Author Rie Kudan recently caused a stir in the literary world when she won Japan’s most prestigious book award, the Akutagawa Prize, for a novel in which she used generative AI. Kudan’s book takes place in a futuristic world where AI is commonplace. She used real-life AI responses to make the AI in her book more realistic but says that she made “appropriate modifications to the story” to make it her own.

Even with the use of AI tools, the quality of the creative work relies on the talent of the author. Though the members of the judging committee wished they knew in advance about the use of AI, they still praised Kudan’s work as “flawless” and “highly entertaining.”

Should AI art be considered “art”?

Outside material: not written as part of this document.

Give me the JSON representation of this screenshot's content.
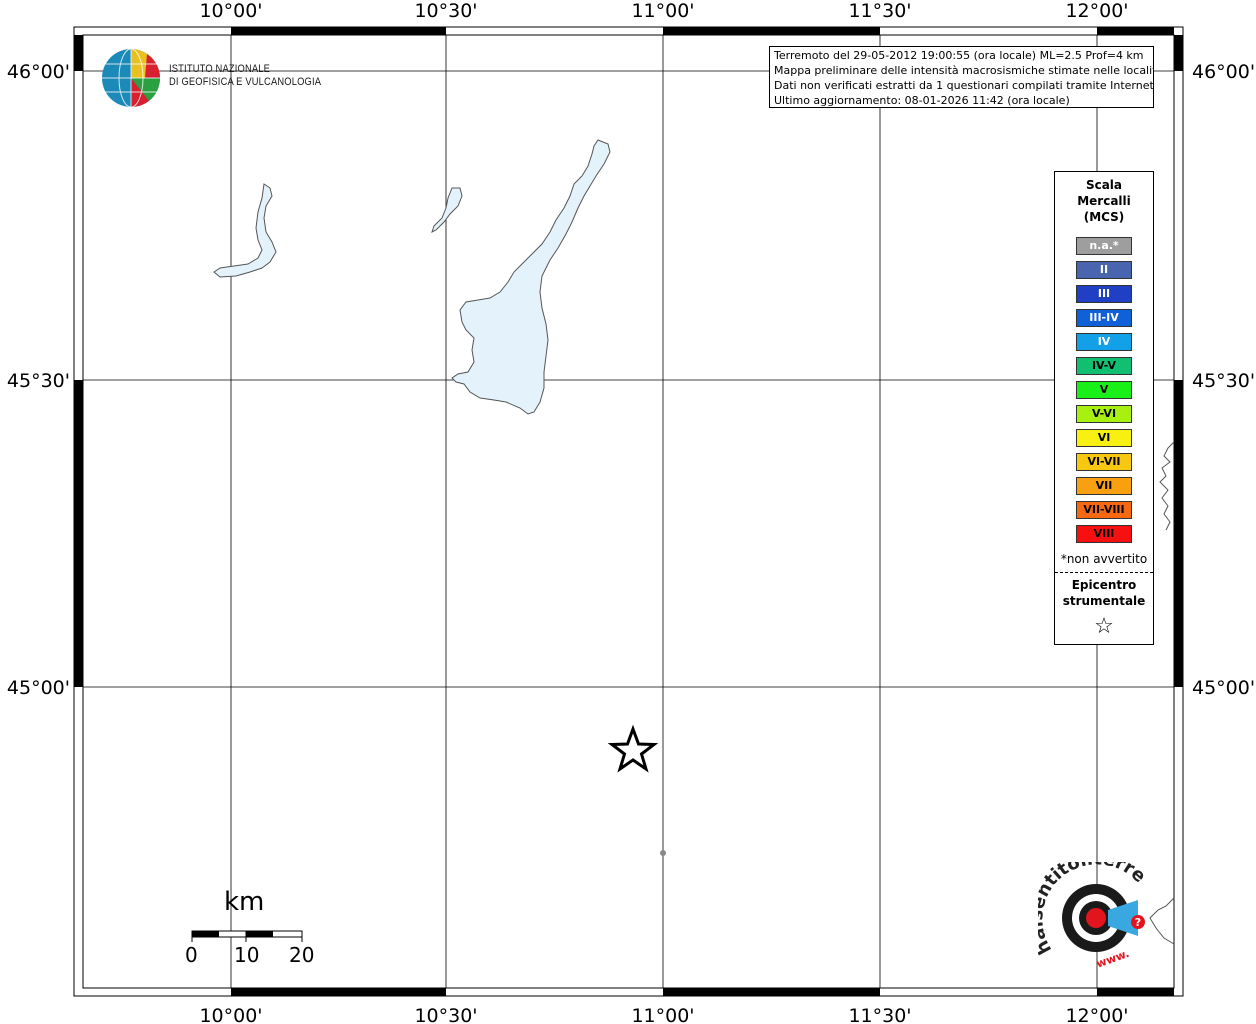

As AI technology continues to advance, so do the ethical and legal dilemmas involved with using it to create art. Is it creativity or plagiarism?

According to a study from Everypixel Journal, text-to-image algorithms created more than 15 billion images between 2022 and 2023. These images are on social media, website ads, presentations and online marketplaces. They are unavoidable. Artists like Dapo Adeola believes that this surge of AI art “devalues illustration,” but others are experimenting with how this technology can push the creative boundaries of what it means to be an artist.

In 2018, an AI-generated portrait sold for $432,500 at the world-renowned Christie’s auction house. A collective of artists and researchers created the “painting” using an algorithm that pulled data from 15,000 portraits painted between the 14th century to the 20th.

Hugo Caselles-Dupre, one of the researchers who helped create the portrait, says, “If the artist is the one that creates the image, then that would be the machine. If the artist is the one that holds the vision and wants to share the message, then that would be us.”

Using AI for Creativity

As AI and creativity continue to walk hand-in-hand, Abraham cautions creatives against becoming too dependent on AI tools.  But she also knows of avid users who vouch for how generative AI has boosted their intellectual curiosity and helped them overcome obstacles, like mental blocks.

“Like most things, it can be potentially helpful to some until you get to a certain point,” says Abraham. “It’s important to distinguish between tools that make manual labor easier, like a typewriter, from tools that have the potential to deskill us cognitively when we remove the need to develop a complex ability ourselves.”

Choosing to develop basic creative skills is a crucial part of improving any potential or talent. Using AI can help people who have little knowledge at the beginning of their journey or help streamline tasks once they’ve become an expert. But whether using Pinterest to generate color palettes or ChatGPT to jumpstart new ideas, moderation seems to be the key to growing an artist’s creative potential.

“The human brain and AI technology might seem to create a similar product, but the process underlying that generation is entirely different,” says Abraham. “The skill development and the sense of fulfillment, frustration and purpose that we experience as humans when creating art are not experiences that can be replicated by artificial intelligence. That is what it means to be human.”